Last week, 13 recently formed small scale fisher cooperatives from the coastline between Tsitsikamma and Kei Mouth, gathered to build solidarity and to start to develop a shared vision for the small scale sector. These fisher leaders envisioned how to grow their co-operatives into sustainable businesses that treat workers with dignity, practice ethical fishing based on their deep local ecological knowledge, help to protect the ocean from extractive and damaging activities, and that invest their earnings back into community development initiatives such as drug rehabilitation programmes and youth employment.
These long overdue opportunities for small scale fishers are completely undermined and threatened by the granting of oil and gas exploration rights in the ocean precisely where these communities are now allowed to fish. Co-operatives from Cold Stream, Kareedouw, Humansdorp and Gqeberha looked in outrage at the maps showing the extent of the seismic survey just off their coastline, right in the breeding, spawning and migratory routes of the species they have been granted rights to harvest.
Cooperatives from Port Alfred, Hamburg, Benton, Kiwane and Kei Mouth looked at the map showing the Amathole Marine Protected Area off of their coastline, with oil and gas exploration zones crowding in on all sides, and asked ‘where are we supposed to fish?’. Cooperatives from Centane, Ntubeni and Port St Johns want to know ‘Why were we never consulted? Why did we only find out about the Wild Coast seismic survey one month before it begins? What will happen to all of the sea life that we know, love and depend upon?’.
How can Minister Creecy grant rights to small scale fishing communities, claiming ‘transformation’ and ‘economic justice’, and at the same time grant exploration rights to powerful oil and gas interests, along the very same stretch of coastline?
As this extremely important citizen led campaign to resist oil and gas grows, let us remember to listen to the voices of the coastal people whose inextricable relationship with the ocean goes back many generations, and has withstood wave after wave of dispossession and injustice.
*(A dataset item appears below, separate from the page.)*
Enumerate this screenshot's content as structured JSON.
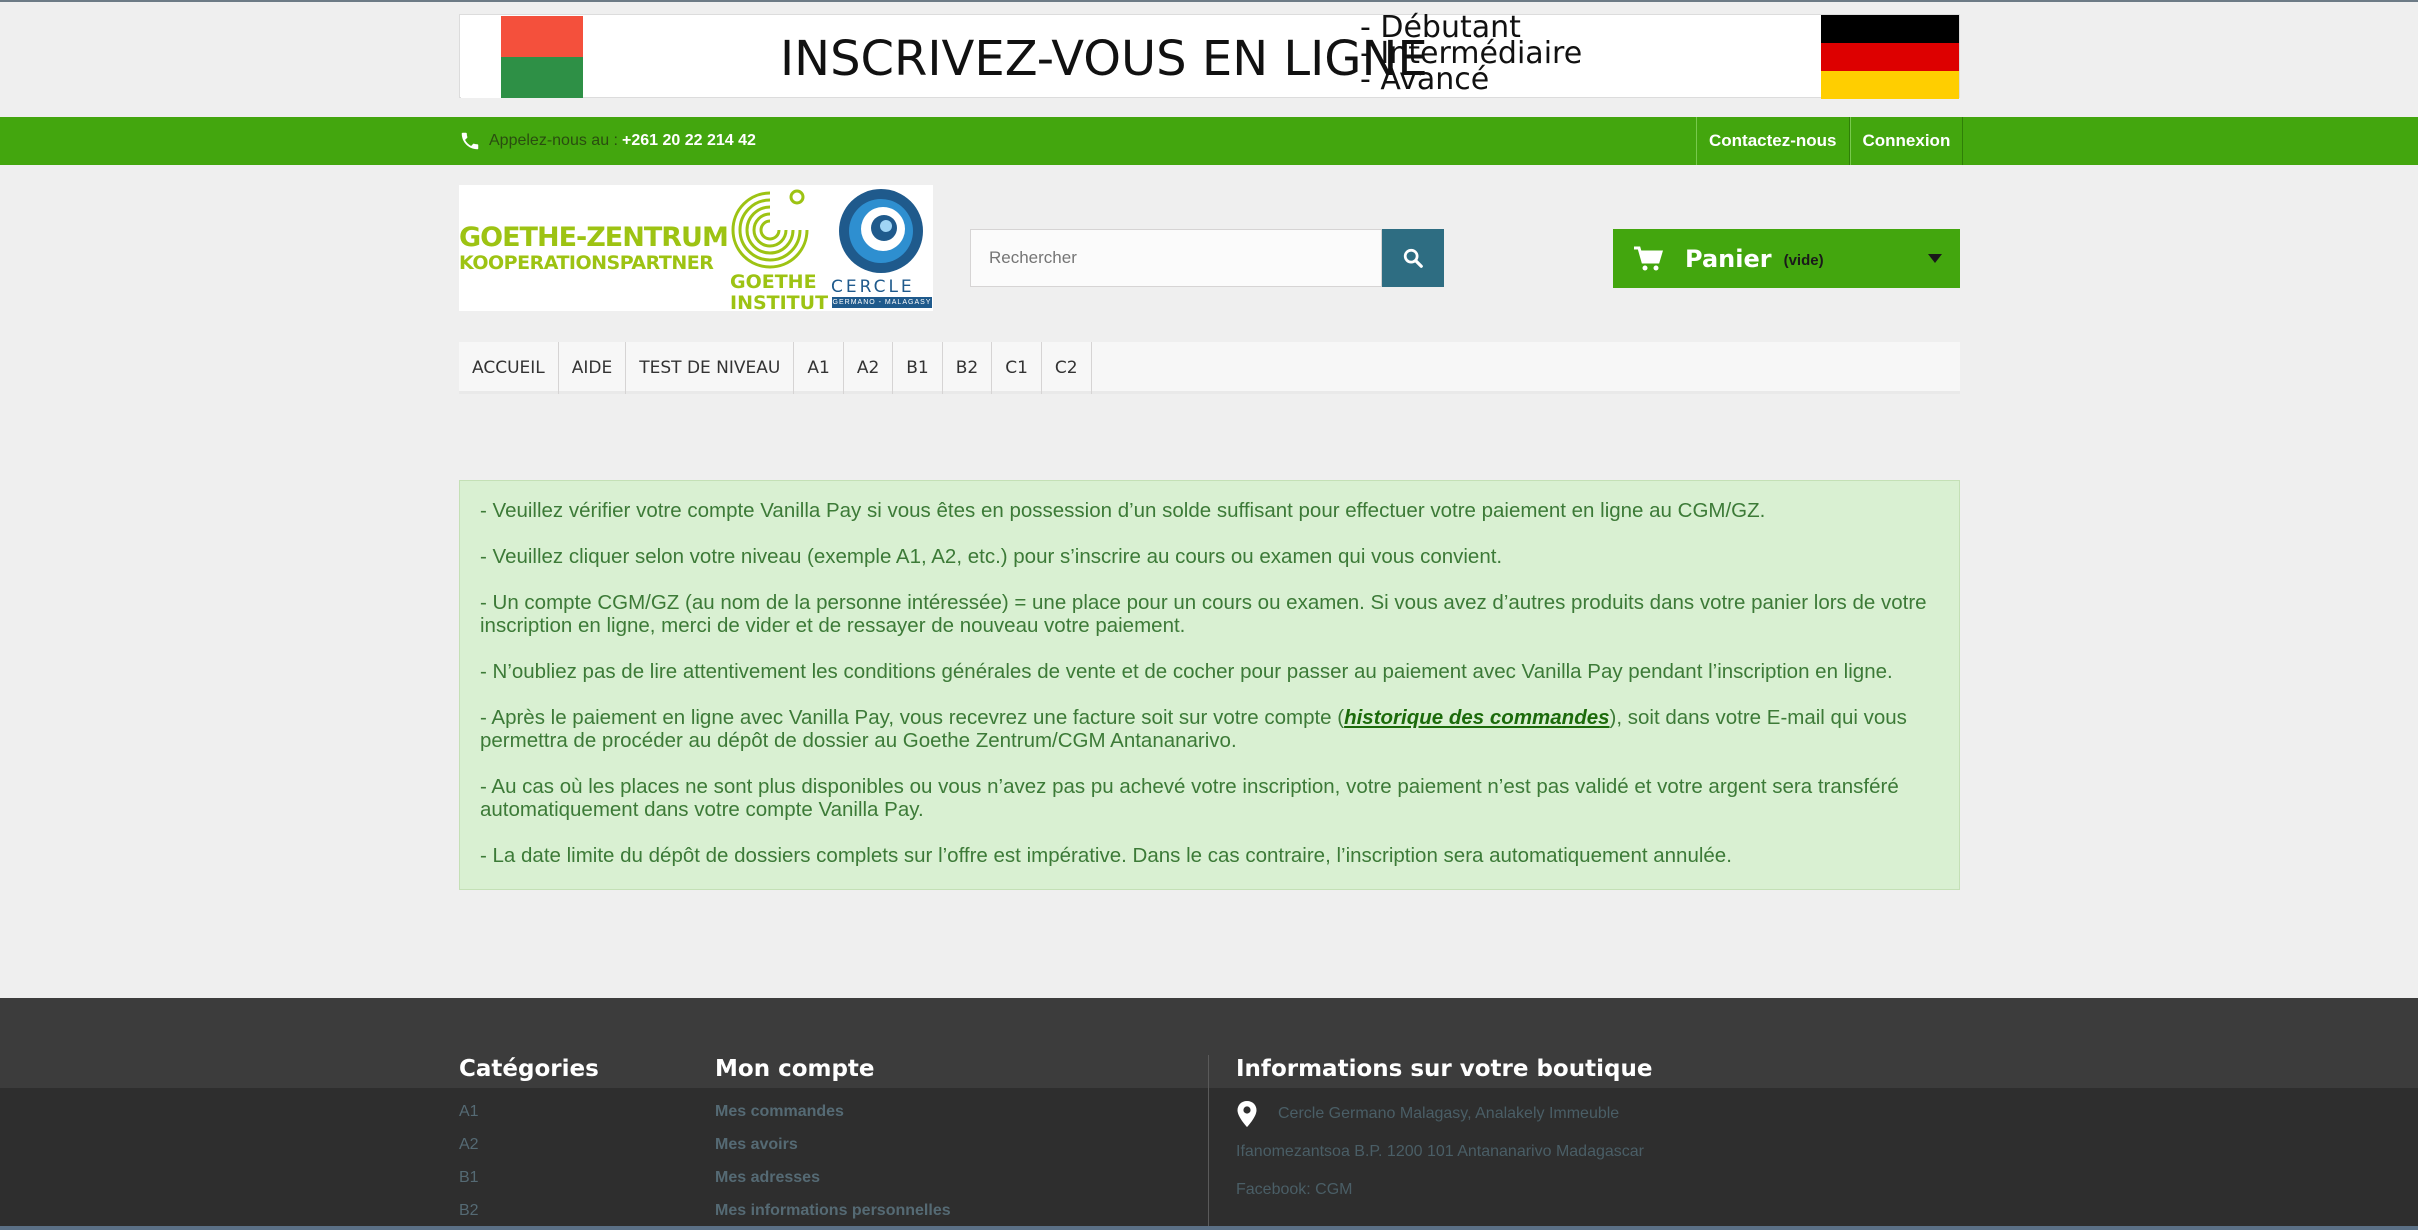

Small scale fishers know the sea – listen to them.
– Taryn Pereira, Coastal Justice Network
Photo creds : Luke Kaplan